Sort through the entries below and pull out lines containing the word "JSON".
TASK INPUTS START
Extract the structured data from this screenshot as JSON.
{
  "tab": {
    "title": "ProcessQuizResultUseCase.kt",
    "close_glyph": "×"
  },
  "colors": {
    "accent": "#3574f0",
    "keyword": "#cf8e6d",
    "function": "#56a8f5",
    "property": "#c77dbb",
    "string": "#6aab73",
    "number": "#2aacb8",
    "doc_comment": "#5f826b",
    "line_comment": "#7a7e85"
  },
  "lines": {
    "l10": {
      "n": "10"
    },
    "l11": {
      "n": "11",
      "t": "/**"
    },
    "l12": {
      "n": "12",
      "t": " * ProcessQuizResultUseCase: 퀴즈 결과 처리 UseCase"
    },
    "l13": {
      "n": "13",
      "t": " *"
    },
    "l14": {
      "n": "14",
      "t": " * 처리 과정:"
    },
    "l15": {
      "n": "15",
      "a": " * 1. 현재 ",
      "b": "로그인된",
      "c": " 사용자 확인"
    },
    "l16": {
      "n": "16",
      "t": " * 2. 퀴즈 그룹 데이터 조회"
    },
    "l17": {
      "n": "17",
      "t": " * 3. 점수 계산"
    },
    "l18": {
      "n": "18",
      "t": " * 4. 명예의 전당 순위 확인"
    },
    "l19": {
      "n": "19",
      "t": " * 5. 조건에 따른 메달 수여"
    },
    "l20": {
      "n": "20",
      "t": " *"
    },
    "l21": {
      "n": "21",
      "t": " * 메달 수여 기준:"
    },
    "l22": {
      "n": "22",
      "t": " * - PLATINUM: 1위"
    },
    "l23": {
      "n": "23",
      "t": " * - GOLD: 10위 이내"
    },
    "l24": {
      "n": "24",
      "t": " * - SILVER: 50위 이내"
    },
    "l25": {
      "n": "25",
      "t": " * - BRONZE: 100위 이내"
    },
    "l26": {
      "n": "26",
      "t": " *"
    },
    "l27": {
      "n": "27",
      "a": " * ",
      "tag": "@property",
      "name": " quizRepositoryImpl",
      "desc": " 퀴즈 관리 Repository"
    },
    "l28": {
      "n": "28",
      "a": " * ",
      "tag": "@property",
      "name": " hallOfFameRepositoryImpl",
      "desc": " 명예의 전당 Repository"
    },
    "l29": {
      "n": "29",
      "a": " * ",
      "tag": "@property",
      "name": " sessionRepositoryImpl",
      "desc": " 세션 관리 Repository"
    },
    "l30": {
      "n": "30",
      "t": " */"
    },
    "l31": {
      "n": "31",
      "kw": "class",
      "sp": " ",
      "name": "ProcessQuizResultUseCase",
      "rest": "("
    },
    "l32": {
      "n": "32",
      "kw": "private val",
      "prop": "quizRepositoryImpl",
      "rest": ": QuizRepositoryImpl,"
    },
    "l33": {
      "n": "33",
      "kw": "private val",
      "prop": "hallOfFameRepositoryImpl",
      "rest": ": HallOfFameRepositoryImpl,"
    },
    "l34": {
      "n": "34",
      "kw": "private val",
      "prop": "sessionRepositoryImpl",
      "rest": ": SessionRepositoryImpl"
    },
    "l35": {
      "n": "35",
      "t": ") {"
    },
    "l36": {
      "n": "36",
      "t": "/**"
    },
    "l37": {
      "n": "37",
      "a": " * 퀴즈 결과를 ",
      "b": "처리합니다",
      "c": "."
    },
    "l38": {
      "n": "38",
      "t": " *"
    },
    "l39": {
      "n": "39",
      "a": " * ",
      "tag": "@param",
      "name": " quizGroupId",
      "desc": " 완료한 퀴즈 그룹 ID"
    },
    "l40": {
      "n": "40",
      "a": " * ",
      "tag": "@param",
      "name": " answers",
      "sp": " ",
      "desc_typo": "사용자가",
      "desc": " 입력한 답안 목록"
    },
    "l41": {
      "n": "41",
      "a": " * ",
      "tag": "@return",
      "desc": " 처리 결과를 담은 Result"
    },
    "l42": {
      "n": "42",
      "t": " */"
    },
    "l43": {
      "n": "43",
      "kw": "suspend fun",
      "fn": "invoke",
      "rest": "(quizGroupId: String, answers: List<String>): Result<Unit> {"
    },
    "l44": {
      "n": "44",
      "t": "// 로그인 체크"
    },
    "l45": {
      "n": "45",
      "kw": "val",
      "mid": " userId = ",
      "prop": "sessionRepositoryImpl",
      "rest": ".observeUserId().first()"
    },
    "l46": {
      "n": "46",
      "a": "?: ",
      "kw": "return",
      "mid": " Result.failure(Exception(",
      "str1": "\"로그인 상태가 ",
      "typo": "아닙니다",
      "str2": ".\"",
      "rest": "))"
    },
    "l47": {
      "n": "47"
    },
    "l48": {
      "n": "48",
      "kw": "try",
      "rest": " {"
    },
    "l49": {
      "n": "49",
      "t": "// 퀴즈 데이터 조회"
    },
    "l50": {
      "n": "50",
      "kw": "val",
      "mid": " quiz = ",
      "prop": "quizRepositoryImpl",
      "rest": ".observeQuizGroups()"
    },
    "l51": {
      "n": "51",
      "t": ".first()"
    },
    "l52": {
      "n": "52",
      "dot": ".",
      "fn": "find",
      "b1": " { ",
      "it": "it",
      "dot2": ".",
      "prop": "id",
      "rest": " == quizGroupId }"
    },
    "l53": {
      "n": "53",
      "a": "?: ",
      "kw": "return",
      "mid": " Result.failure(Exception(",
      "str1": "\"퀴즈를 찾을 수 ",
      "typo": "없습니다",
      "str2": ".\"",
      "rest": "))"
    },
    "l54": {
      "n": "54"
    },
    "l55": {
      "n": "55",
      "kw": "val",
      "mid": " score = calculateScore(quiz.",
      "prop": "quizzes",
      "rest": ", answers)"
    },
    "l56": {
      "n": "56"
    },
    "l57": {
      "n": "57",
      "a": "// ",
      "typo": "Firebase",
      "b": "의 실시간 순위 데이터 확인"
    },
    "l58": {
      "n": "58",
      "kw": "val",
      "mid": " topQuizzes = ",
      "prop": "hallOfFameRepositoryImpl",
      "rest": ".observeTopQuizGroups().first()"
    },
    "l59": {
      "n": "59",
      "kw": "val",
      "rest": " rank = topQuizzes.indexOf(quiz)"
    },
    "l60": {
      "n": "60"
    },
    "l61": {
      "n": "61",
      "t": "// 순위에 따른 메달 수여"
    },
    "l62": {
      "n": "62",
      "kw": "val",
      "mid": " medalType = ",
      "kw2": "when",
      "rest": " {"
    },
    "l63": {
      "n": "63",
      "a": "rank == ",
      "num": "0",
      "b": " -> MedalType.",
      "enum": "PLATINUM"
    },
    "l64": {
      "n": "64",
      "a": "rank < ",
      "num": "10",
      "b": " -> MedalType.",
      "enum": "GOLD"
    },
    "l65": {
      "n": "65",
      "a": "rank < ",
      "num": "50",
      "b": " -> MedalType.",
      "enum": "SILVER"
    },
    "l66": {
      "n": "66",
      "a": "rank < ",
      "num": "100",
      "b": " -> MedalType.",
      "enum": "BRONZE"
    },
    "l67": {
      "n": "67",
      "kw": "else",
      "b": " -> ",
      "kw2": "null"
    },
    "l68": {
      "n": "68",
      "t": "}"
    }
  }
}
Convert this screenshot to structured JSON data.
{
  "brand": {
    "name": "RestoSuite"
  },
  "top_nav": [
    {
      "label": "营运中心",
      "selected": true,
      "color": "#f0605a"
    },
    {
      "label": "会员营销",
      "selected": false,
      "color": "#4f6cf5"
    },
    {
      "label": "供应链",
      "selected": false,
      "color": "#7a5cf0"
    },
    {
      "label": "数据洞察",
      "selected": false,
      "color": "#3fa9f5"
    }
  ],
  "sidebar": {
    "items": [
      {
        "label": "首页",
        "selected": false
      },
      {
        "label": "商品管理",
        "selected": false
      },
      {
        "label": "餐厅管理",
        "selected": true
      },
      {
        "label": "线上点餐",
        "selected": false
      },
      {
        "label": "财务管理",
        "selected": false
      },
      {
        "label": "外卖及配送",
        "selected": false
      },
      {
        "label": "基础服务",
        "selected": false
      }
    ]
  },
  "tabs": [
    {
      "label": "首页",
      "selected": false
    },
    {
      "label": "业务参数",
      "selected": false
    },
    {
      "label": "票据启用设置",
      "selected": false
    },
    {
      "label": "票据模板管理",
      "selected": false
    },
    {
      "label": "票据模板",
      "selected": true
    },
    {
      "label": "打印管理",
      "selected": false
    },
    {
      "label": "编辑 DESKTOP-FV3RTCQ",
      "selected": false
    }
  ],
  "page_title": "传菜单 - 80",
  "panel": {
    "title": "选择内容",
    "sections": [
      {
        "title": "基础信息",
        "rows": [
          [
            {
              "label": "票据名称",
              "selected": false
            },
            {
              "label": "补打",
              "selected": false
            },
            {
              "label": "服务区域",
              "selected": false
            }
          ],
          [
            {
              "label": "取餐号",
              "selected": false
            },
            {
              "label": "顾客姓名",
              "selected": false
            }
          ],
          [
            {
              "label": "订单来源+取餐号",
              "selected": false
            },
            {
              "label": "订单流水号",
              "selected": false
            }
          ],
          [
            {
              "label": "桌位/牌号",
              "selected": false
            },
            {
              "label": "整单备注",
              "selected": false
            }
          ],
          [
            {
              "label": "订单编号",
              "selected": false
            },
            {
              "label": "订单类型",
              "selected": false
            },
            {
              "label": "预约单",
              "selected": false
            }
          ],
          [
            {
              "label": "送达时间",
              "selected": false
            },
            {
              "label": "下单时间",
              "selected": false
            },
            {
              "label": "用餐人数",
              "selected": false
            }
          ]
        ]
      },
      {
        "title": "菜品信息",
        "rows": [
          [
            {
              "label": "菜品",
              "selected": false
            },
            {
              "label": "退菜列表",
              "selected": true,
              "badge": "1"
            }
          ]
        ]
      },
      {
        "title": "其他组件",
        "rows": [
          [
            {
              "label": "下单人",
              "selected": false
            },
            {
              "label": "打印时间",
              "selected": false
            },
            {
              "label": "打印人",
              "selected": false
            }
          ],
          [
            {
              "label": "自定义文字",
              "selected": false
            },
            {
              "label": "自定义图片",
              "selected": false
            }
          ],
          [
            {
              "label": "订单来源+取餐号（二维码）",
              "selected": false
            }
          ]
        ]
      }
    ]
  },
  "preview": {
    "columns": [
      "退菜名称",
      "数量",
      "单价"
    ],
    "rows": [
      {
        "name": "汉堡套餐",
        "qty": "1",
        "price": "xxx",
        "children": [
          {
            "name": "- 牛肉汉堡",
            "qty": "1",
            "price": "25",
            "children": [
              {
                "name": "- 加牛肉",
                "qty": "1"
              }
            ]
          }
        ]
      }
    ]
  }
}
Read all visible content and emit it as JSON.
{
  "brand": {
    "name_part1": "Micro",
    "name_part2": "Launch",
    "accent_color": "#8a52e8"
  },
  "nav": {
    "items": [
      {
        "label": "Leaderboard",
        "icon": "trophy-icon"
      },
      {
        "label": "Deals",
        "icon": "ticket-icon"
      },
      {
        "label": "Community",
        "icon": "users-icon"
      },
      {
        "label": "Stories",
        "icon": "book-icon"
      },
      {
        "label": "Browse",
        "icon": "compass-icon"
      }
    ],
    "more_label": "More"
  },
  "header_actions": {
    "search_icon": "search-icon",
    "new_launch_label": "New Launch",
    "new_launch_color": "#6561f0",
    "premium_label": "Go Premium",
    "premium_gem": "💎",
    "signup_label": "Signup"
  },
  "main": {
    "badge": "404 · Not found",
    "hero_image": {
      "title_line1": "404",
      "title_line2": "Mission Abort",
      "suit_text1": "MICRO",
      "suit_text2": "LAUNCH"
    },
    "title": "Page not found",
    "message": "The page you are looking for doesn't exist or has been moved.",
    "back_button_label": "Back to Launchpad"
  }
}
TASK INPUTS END
__ANSWER BOX__
Extract the structured data from this screenshot as JSON.
Convert this screenshot to structured JSON data.
Read all visible content and emit it as JSON.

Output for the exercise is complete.